Letter to the editor
Published: January 6, 2012
Published: January 6, 2012
For centuries, men would ride into town on horseback, dismount, stride up to the hitching rail and wrap the horses' reins around the old hitchin' post.
Today the men (or women) ride their mechanical "steed" into town, dismount and plug their mount into an "old" electrical outlet on a post.
It seems to me that we haven't progressed very much other than our mechanical "steeds" today cost more to buy and operate than an entire herd of horses would cost. Why we traded horses for gas-guzzling, polluting, expensive, noisy, mechanical contrivances is a mystery. Taking care of a horse is a lot easier than taking care of children, no x-bots, weird clothes, etc. Just an old ramshackle barn will do. Today, people have to work three jobs to make their three car payments and, of course, fill all those gas tanks and pay that insurance.
Fall asleep on a horse and you'll get home just fine. Fall asleep in a car and you're dead (or arrested). Cars pollute horrendously, horses leave behind fertilizer (with a bit of methane of course). "Gassing up" a horse involves hay; gassing up a car involves paying ransom to the oil companies and OPEC and kissing the environment goodbye.
We had it made with real horsepower and didn't even know it until it was gone.
The revelation that crime has decreased was proclaimed recently. The news was intended to soothe the aches and pain, the utter frustration of millions of Americans caught in the awful web of a severe recession.
"It is now safer to walk the streets, even at night." Really?
The recent slew of attacks on shoppers in the malls across this nation is supposedly a blip on the crime charts. Women and old men being harmed (a few even killed) for the food and other commodities "are relatively fewer in number." But emotional and mental wounds are usually worse than physical ones. Read on.
Did those news reports include the millions of homeowners victimized by the horrific rash of toxic mortgages and the hasty and wrongful foreclosure fiasco? Did they include the sudden explosion of ID thefts and subsequent mangling of innocent people's financial status or the explosion of false Social Security claims? I think not.

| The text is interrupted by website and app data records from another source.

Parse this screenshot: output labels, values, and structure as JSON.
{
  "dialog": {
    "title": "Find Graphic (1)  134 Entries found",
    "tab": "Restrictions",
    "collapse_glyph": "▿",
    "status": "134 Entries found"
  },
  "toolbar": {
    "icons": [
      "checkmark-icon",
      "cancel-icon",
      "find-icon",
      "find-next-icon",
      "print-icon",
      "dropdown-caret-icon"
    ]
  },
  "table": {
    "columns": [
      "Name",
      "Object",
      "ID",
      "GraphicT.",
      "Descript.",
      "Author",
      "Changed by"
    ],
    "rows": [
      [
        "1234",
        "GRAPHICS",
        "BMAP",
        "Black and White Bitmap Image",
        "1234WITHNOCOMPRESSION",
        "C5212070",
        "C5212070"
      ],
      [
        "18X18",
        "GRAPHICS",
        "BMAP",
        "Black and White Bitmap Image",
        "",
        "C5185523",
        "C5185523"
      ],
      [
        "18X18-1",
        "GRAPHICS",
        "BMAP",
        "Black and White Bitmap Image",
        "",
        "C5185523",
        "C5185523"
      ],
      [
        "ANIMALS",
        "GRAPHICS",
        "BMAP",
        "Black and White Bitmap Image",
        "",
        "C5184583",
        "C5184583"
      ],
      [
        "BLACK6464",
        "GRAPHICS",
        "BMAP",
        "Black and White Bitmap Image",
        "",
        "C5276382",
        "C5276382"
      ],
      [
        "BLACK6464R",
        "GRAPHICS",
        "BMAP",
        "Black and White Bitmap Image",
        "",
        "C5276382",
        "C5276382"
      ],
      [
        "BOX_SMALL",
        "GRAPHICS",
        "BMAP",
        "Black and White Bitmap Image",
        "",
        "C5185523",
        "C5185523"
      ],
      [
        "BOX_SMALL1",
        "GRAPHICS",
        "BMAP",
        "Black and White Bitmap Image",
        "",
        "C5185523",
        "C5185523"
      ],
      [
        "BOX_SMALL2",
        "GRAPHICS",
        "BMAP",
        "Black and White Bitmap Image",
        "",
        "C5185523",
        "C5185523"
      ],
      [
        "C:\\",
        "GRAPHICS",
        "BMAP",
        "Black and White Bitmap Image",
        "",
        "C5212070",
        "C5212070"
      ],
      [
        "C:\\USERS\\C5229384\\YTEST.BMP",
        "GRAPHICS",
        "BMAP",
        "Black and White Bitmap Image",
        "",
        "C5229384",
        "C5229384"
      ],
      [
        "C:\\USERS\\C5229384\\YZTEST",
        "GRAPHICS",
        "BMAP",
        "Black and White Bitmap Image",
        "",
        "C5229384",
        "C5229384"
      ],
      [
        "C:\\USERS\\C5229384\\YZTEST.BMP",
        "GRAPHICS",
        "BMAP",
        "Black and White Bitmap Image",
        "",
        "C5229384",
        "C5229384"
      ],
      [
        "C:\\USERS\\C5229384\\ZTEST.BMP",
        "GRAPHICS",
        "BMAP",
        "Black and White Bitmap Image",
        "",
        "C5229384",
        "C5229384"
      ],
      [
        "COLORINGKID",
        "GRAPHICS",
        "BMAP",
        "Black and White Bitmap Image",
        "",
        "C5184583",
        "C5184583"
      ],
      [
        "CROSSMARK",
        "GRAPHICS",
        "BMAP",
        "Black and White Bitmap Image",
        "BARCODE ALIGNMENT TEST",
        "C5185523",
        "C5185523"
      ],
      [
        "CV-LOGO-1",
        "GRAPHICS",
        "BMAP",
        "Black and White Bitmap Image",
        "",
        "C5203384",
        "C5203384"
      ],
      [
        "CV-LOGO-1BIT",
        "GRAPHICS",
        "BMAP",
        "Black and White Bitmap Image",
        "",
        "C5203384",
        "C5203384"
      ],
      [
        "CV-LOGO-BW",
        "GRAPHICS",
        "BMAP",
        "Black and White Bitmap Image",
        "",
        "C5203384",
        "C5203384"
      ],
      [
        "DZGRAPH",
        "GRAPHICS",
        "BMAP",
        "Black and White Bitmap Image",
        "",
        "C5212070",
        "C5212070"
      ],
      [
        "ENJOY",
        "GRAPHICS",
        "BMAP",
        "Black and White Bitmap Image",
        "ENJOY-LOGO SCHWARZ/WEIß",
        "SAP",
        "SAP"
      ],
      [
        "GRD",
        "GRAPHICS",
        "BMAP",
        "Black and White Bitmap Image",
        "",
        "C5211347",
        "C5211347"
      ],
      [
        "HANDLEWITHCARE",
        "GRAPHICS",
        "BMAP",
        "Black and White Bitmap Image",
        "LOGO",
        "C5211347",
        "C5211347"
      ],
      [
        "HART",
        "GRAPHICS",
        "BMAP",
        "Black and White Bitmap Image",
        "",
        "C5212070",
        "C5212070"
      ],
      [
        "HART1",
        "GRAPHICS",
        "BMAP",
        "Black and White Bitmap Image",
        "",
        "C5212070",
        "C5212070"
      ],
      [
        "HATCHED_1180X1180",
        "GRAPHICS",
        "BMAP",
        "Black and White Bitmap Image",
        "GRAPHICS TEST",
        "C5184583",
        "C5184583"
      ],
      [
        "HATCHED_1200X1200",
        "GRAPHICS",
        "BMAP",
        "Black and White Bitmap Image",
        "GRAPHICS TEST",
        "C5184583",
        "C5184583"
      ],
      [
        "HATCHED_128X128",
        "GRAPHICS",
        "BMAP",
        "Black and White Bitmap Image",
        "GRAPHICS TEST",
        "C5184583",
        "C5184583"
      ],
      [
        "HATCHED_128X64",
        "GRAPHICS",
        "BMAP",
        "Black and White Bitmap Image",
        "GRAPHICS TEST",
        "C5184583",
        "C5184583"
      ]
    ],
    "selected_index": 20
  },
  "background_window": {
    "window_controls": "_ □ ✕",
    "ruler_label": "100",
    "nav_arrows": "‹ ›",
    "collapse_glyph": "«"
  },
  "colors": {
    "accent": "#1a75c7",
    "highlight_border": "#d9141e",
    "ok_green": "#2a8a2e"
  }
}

The powers that be sought extra benefits for themselves, ignoring the destructive consequences to tens of millions of American homeowners and workers.
The lesson learned here is no one can be trusted, not even family members and especially government officials and business leaders. Rather harsh, yes? But true.
Law-abiding people especially must be constantly alert to preclude financial harm because they are more vulnerable. May God have mercy on those innocent victims.
Who comes to the aid of the victims noted above? Their fellow, "ordinary" Americans — the American spirit! Hopefully we'll be more alert in 2012.